● **Records for this task**:
****************************************

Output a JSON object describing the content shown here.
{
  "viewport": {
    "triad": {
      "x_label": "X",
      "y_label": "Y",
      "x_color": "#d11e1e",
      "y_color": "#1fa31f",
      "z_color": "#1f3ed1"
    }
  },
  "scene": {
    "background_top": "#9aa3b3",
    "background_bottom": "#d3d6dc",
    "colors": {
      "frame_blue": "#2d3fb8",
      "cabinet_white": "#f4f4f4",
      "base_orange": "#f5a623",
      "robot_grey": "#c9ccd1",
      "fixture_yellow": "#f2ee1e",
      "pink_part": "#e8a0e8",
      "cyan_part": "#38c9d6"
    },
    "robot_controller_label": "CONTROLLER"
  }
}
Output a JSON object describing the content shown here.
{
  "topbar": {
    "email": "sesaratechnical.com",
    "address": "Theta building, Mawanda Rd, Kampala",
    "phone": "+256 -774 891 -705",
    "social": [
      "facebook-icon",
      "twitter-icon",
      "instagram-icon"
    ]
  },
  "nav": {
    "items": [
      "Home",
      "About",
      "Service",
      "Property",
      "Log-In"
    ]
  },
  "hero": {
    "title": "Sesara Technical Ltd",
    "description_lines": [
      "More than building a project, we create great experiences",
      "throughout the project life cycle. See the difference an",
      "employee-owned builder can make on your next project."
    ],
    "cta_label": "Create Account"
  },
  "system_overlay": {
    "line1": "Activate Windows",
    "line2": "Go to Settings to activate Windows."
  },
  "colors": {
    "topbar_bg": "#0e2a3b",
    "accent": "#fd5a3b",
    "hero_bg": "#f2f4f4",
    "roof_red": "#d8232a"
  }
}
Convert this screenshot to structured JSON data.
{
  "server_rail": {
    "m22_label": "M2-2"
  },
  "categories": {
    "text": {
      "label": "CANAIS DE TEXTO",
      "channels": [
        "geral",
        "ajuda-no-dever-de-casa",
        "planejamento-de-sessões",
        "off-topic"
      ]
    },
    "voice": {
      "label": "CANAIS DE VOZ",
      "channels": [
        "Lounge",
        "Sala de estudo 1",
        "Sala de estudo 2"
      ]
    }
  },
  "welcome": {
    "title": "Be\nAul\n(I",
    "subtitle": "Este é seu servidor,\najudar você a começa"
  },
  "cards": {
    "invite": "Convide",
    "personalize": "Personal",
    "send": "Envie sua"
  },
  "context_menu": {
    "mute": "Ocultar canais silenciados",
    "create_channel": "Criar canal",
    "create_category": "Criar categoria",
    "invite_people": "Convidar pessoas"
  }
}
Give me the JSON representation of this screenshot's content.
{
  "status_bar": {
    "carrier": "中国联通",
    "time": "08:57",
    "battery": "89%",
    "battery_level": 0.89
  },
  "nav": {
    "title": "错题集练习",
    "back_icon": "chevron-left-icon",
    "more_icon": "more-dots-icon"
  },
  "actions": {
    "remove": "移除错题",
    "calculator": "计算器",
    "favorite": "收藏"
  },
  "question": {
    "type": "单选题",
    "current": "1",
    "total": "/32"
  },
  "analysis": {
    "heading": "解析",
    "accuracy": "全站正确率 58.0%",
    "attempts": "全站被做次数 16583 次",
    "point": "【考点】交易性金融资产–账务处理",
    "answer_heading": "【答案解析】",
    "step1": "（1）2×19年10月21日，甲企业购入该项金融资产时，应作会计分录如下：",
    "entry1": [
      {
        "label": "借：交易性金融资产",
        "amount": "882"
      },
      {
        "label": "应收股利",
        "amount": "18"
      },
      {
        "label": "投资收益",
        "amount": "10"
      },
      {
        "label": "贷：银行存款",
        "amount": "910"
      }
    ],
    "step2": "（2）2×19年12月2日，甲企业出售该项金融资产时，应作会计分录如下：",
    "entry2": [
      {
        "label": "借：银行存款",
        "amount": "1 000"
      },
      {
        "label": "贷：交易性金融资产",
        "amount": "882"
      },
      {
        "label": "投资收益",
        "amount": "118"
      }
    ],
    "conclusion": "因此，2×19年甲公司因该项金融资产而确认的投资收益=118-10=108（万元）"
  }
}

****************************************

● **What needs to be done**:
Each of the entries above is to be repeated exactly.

● **Reply**:
Output a JSON object describing the content shown here.
{
  "viewport": {
    "triad": {
      "x_label": "X",
      "y_label": "Y",
      "x_color": "#d11e1e",
      "y_color": "#1fa31f",
      "z_color": "#1f3ed1"
    }
  },
  "scene": {
    "background_top": "#9aa3b3",
    "background_bottom": "#d3d6dc",
    "colors": {
      "frame_blue": "#2d3fb8",
      "cabinet_white": "#f4f4f4",
      "base_orange": "#f5a623",
      "robot_grey": "#c9ccd1",
      "fixture_yellow": "#f2ee1e",
      "pink_part": "#e8a0e8",
      "cyan_part": "#38c9d6"
    },
    "robot_controller_label": "CONTROLLER"
  }
}
Output a JSON object describing the content shown here.
{
  "topbar": {
    "email": "sesaratechnical.com",
    "address": "Theta building, Mawanda Rd, Kampala",
    "phone": "+256 -774 891 -705",
    "social": [
      "facebook-icon",
      "twitter-icon",
      "instagram-icon"
    ]
  },
  "nav": {
    "items": [
      "Home",
      "About",
      "Service",
      "Property",
      "Log-In"
    ]
  },
  "hero": {
    "title": "Sesara Technical Ltd",
    "description_lines": [
      "More than building a project, we create great experiences",
      "throughout the project life cycle. See the difference an",
      "employee-owned builder can make on your next project."
    ],
    "cta_label": "Create Account"
  },
  "system_overlay": {
    "line1": "Activate Windows",
    "line2": "Go to Settings to activate Windows."
  },
  "colors": {
    "topbar_bg": "#0e2a3b",
    "accent": "#fd5a3b",
    "hero_bg": "#f2f4f4",
    "roof_red": "#d8232a"
  }
}
Convert this screenshot to structured JSON data.
{
  "server_rail": {
    "m22_label": "M2-2"
  },
  "categories": {
    "text": {
      "label": "CANAIS DE TEXTO",
      "channels": [
        "geral",
        "ajuda-no-dever-de-casa",
        "planejamento-de-sessões",
        "off-topic"
      ]
    },
    "voice": {
      "label": "CANAIS DE VOZ",
      "channels": [
        "Lounge",
        "Sala de estudo 1",
        "Sala de estudo 2"
      ]
    }
  },
  "welcome": {
    "title": "Be\nAul\n(I",
    "subtitle": "Este é seu servidor,\najudar você a começa"
  },
  "cards": {
    "invite": "Convide",
    "personalize": "Personal",
    "send": "Envie sua"
  },
  "context_menu": {
    "mute": "Ocultar canais silenciados",
    "create_channel": "Criar canal",
    "create_category": "Criar categoria",
    "invite_people": "Convidar pessoas"
  }
}
Give me the JSON representation of this screenshot's content.
{
  "status_bar": {
    "carrier": "中国联通",
    "time": "08:57",
    "battery": "89%",
    "battery_level": 0.89
  },
  "nav": {
    "title": "错题集练习",
    "back_icon": "chevron-left-icon",
    "more_icon": "more-dots-icon"
  },
  "actions": {
    "remove": "移除错题",
    "calculator": "计算器",
    "favorite": "收藏"
  },
  "question": {
    "type": "单选题",
    "current": "1",
    "total": "/32"
  },
  "analysis": {
    "heading": "解析",
    "accuracy": "全站正确率 58.0%",
    "attempts": "全站被做次数 16583 次",
    "point": "【考点】交易性金融资产–账务处理",
    "answer_heading": "【答案解析】",
    "step1": "（1）2×19年10月21日，甲企业购入该项金融资产时，应作会计分录如下：",
    "entry1": [
      {
        "label": "借：交易性金融资产",
        "amount": "882"
      },
      {
        "label": "应收股利",
        "amount": "18"
      },
      {
        "label": "投资收益",
        "amount": "10"
      },
      {
        "label": "贷：银行存款",
        "amount": "910"
      }
    ],
    "step2": "（2）2×19年12月2日，甲企业出售该项金融资产时，应作会计分录如下：",
    "entry2": [
      {
        "label": "借：银行存款",
        "amount": "1 000"
      },
      {
        "label": "贷：交易性金融资产",
        "amount": "882"
      },
      {
        "label": "投资收益",
        "amount": "118"
      }
    ],
    "conclusion": "因此，2×19年甲公司因该项金融资产而确认的投资收益=118-10=108（万元）"
  }
}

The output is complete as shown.